An underappreciated gem: probability backflow
I was recently reminded of a beautiful paper by Tony Bracken and Geoff Melloy, Probability Backflow and a New Dimensionless Quantum Number (publisher subscription required, alas). What they describe is a marvellous (and too little known) quantum phenomenon that they dub “probability backflow”.
The basic idea is simple, although counterintuitive. Imagine a quantum particle moving in free space. It’s easiest if you imagine space is one-dimensional, i.e., the particle can only move left or right on a line. The discussion also works in three dimensions, but is a bit trickier to describe.
What Bracken and Melloy show is that it’s possible to prepare the particle in a state such that both the following are true:
(1) If you measure the velocity of the particle, you’re guaranteed to find that the particle is moving rightwards along the line.
(2) Suppose you fix a co-ordinate origin on the line, i.e., a “zero” of position. They prove that if you measure position then the probability of finding the particle to the right of the origin actually decreases in time, not increases, as one might naively expect from point (1).
So far as I know, this has never been experimentally demonstrated.
Bracken and Melloy also give a beautiful explanation of probability backflow in terms of “quasi-probabilities”. It’s been known for a long time, at least since Wigner, that you can reformulate quantum mechanics as something very much like a classical theory, but one with negative probabilities. Using this reformulation, Bracken and Melloy explain the phenomenon: sure, the particle is moving right, but it’s actually negative probability that is flowing to the right of the origin, and so the probability of being to the right of the origin decreases in time.

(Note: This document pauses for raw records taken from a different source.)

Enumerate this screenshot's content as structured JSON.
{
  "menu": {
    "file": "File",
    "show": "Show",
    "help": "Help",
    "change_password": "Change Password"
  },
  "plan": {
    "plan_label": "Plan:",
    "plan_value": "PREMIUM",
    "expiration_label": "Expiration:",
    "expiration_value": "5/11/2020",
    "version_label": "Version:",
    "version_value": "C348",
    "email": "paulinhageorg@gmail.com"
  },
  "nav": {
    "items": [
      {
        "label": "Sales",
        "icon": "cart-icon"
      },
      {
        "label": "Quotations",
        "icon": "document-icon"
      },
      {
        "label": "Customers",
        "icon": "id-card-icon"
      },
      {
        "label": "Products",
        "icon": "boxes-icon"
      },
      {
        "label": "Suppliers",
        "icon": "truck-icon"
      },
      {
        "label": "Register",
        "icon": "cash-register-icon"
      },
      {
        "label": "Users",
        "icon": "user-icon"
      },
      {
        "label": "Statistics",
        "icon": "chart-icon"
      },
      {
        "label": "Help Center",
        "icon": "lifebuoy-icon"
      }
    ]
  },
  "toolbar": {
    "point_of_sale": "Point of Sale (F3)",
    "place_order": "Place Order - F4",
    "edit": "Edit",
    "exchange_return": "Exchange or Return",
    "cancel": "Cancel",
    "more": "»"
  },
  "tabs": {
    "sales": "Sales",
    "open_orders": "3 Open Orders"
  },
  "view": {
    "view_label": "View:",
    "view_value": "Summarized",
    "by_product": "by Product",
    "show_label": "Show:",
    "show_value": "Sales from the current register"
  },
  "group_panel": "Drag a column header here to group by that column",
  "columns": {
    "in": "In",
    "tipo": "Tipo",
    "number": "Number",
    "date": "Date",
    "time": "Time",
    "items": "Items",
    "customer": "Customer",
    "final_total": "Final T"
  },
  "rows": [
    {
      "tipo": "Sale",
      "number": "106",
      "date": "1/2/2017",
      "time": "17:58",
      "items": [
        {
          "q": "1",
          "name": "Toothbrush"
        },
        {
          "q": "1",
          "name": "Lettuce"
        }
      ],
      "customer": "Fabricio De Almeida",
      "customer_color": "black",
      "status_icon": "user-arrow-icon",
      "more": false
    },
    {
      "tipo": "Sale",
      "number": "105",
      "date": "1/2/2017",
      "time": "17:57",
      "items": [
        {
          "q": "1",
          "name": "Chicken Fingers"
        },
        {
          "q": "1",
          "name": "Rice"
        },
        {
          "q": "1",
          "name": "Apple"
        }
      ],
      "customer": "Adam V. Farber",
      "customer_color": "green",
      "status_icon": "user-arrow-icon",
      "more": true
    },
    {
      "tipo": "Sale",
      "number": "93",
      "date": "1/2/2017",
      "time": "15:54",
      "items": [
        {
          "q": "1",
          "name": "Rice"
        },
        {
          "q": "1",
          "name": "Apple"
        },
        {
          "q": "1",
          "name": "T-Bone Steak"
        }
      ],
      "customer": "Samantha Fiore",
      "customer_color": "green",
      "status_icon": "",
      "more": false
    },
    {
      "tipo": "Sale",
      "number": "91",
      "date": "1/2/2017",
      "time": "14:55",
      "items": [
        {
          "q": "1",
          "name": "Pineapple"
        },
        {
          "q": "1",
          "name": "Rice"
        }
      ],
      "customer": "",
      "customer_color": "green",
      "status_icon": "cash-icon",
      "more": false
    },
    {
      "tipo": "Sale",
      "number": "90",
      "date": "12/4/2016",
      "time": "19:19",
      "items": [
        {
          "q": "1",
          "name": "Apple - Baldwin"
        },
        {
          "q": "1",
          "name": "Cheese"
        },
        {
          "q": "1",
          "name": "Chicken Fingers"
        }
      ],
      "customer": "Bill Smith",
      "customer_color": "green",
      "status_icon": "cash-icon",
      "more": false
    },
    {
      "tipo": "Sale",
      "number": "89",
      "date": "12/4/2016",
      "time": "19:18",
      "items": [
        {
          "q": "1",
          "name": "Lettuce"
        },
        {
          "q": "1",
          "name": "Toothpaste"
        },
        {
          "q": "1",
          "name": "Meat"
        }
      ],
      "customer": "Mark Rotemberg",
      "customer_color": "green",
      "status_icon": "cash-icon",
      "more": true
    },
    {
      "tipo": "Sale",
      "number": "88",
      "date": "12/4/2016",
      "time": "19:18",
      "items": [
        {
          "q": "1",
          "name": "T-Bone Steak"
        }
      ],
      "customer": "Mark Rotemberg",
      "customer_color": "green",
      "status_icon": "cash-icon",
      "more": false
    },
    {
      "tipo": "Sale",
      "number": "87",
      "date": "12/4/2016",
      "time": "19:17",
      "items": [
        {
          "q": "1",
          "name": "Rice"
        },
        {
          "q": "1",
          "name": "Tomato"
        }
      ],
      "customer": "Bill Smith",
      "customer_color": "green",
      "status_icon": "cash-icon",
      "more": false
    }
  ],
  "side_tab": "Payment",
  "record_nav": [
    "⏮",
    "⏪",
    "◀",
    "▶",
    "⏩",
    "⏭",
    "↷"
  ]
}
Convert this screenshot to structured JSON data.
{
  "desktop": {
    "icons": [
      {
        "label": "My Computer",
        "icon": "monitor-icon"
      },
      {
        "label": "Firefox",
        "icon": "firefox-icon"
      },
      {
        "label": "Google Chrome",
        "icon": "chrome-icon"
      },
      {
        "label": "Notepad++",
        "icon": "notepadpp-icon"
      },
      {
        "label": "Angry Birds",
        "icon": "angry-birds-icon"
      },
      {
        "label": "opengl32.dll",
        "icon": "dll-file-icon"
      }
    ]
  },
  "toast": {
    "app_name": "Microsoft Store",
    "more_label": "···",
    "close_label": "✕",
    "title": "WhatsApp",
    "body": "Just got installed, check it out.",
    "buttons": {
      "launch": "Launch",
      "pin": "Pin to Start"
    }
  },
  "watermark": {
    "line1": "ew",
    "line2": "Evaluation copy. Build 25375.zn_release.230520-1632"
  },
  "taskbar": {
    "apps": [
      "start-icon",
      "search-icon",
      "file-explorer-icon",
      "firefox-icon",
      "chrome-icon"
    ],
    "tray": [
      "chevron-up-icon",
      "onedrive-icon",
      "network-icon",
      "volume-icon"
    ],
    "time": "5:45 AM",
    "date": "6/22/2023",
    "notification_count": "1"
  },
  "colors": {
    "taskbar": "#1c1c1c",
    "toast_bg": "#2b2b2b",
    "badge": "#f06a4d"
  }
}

Inspired by the power of this intuitive explanation, I once worked for a while trying to use quasi-probability formulations to find new algorithms for quantum computers. Despite my lack of success, I still think this is a promising approach, not just to algorithms, but more generally to quantum information.